A second warning will result in the player being fired. The adjudicator has considerable discretion in the application of the law; In particular, the offence of unsportsmanlike conduct can be used to deal with most events that violate the spirit of the game, even if they are not listed as specific offences. [1]: 123 If players receive two yellow cards at the 2022 World Cup, this will result in a one-match suspension. If the player receives both warnings in the same match, he will be sent off the field and will serve the ban in the next game. However, players can also receive a suspension after collecting two yellow cards in different matches. Once a player has a yellow card in his name, he will probably think carefully about how to approach situations to ensure that he is not put out of action at a crucial moment in the tournament. Once a player has committed an offence that warrants a yellow card, the same player may commit another offense that also deserves a yellow card.
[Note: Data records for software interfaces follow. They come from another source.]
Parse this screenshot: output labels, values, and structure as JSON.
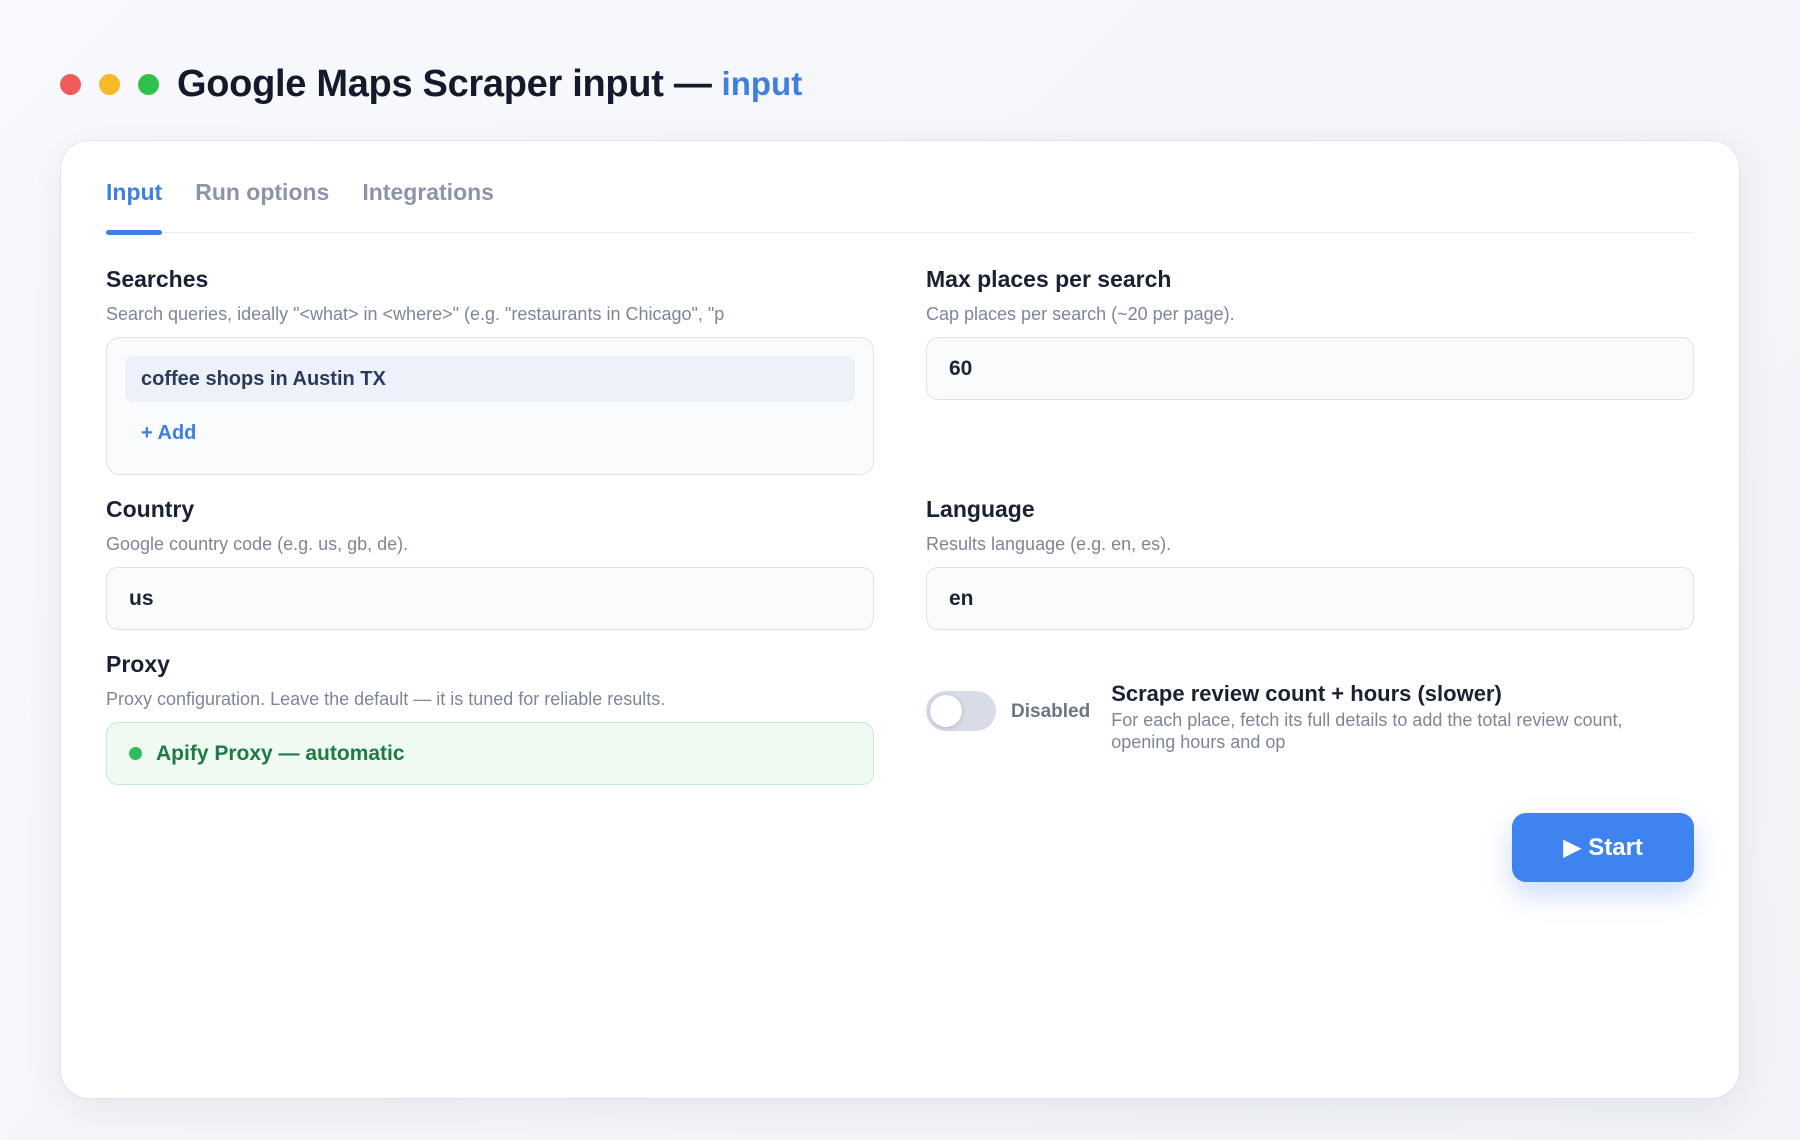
{
  "window": {
    "title": "Google Maps Scraper input —",
    "subtitle": "input"
  },
  "tabs": [
    {
      "label": "Input",
      "active": true
    },
    {
      "label": "Run options",
      "active": false
    },
    {
      "label": "Integrations",
      "active": false
    }
  ],
  "searches": {
    "label": "Searches",
    "help": "Search queries, ideally \"<what> in <where>\" (e.g. \"restaurants in Chicago\", \"p",
    "items": [
      "coffee shops in Austin TX"
    ],
    "add_label": "+ Add"
  },
  "max_places": {
    "label": "Max places per search",
    "help": "Cap places per search (~20 per page).",
    "value": "60"
  },
  "country": {
    "label": "Country",
    "help": "Google country code (e.g. us, gb, de).",
    "value": "us"
  },
  "language": {
    "label": "Language",
    "help": "Results language (e.g. en, es).",
    "value": "en"
  },
  "proxy": {
    "label": "Proxy",
    "help": "Proxy configuration. Leave the default — it is tuned for reliable results.",
    "value": "Apify Proxy — automatic"
  },
  "review_toggle": {
    "state": "Disabled",
    "enabled": false,
    "title": "Scrape review count + hours (slower)",
    "description": "For each place, fetch its full details to add the total review count, opening hours and op"
  },
  "start_button": {
    "label": "▶ Start"
  },
  "colors": {
    "accent": "#3f7fe0",
    "button": "#3f83f0",
    "proxy_ok": "#2fbb5e",
    "window_red": "#ef5b5b",
    "window_yellow": "#f7b928",
    "window_green": "#2fc24a"
  }
}
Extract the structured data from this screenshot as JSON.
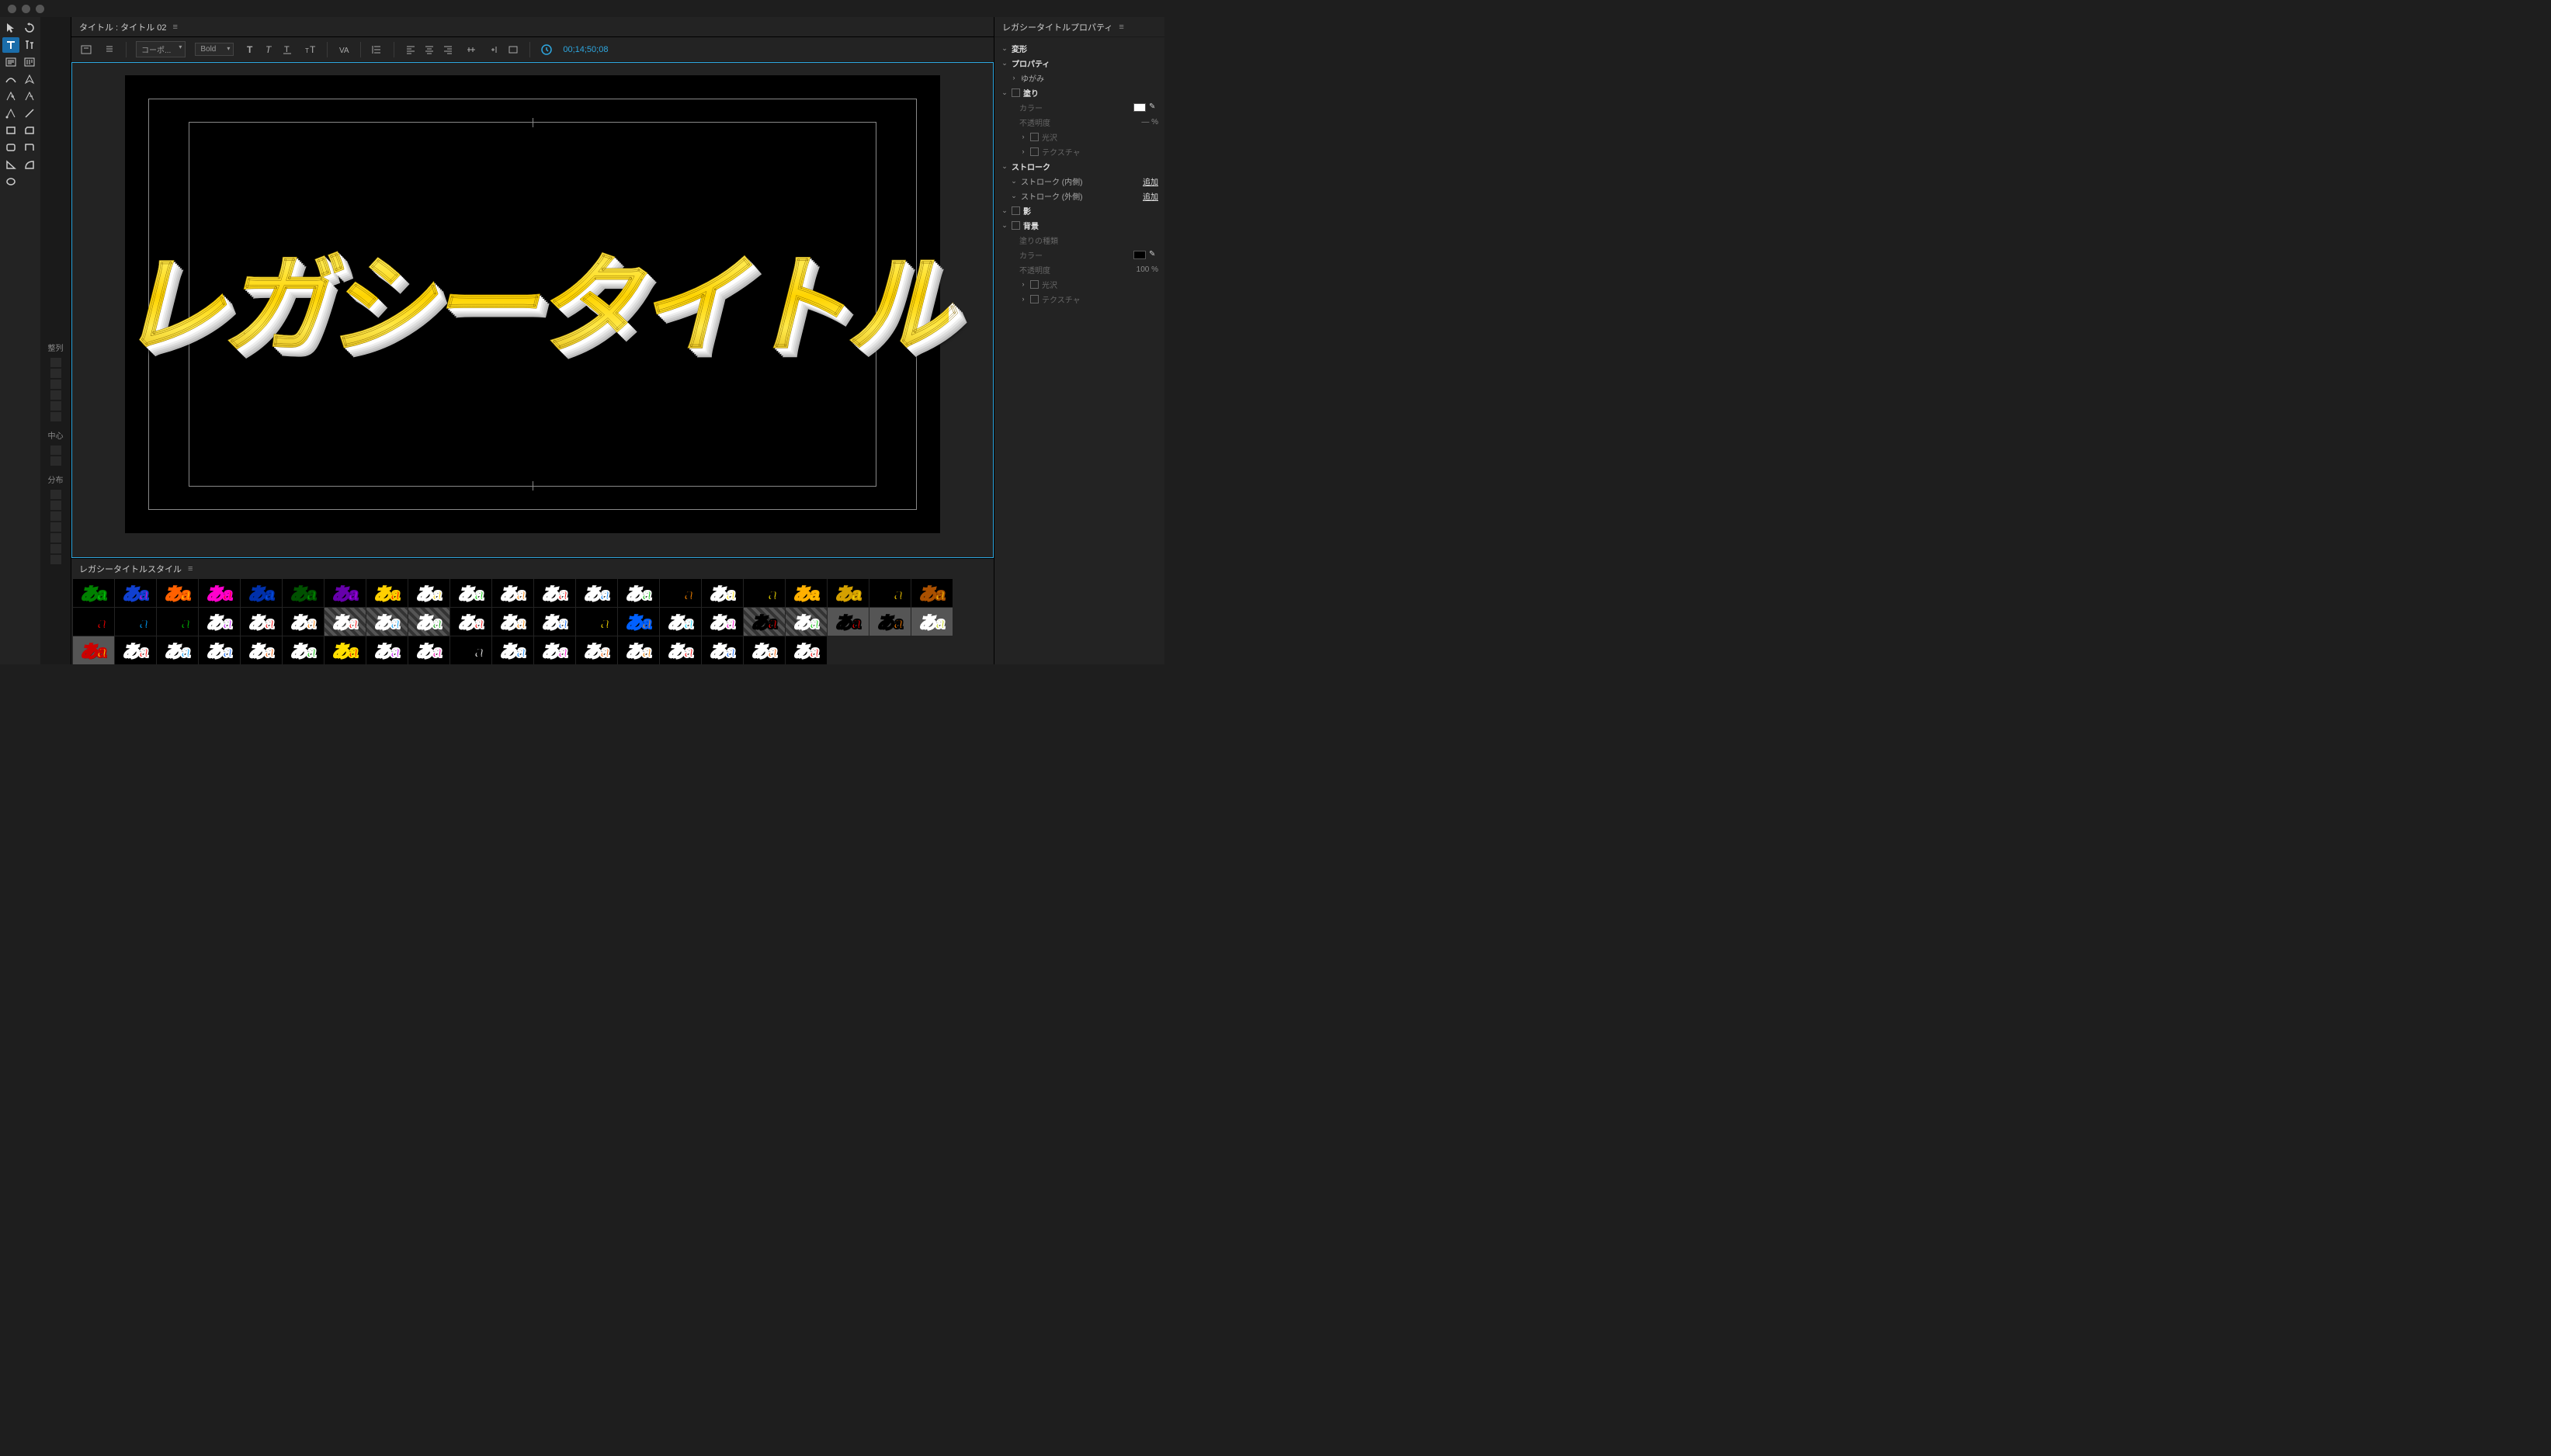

And because two yellow cards mean a player then receives a red card, it means that once a player has received a yellow card, it is only a warning away from receiving a red card and having to leave the field. If there is a serious foul on the sideline and the culprit who instigated the fracas cannot be identified, it is the head coach in the technical area who receives the card. However, in competitions that take place during a season, yellow cards are usually accumulated up to a predetermined number and then that player is suspended for one match. At the 2022 World Cup in Qatar, we have already seen matches heavily influenced by yellow and red cards. The rules divide fouls into two categories, depending on the type of free kick awarded to the opponent, whether it is a direct or indirect free kick.

The most yellow cards ever issued in a FIFA World Cup final was a whopping 14 handed out by referee Howard Webb during the 2010 World Cup final in Johannesburg, where Spain beat the Netherlands 1-0. Nine went to the Netherlands, including two to John Heitinga, while five were admitted by Spain. The second best score was six in the 1986 World Cup final between West Germany and Argentina. In general, a referee will show a yellow card to warn a player of unsportsmanlike conduct, repeated violation of the rules of the game, contradiction in word or deed, not keeping the right distance on a corner or free kick, leaving or returning to the field without the permission of the referee or delaying the resumption of play. All such violations are, of course, subject to arbitrator interpretation. Any team official, including managers and coaches, can receive a yellow card for an offence during a football match. It happened at the 1962 World Cup when Chile met Italy. He had to sow the seeds that later led to the invention of red and yellow cards, which were first used at the 1970 FIFA World Cup.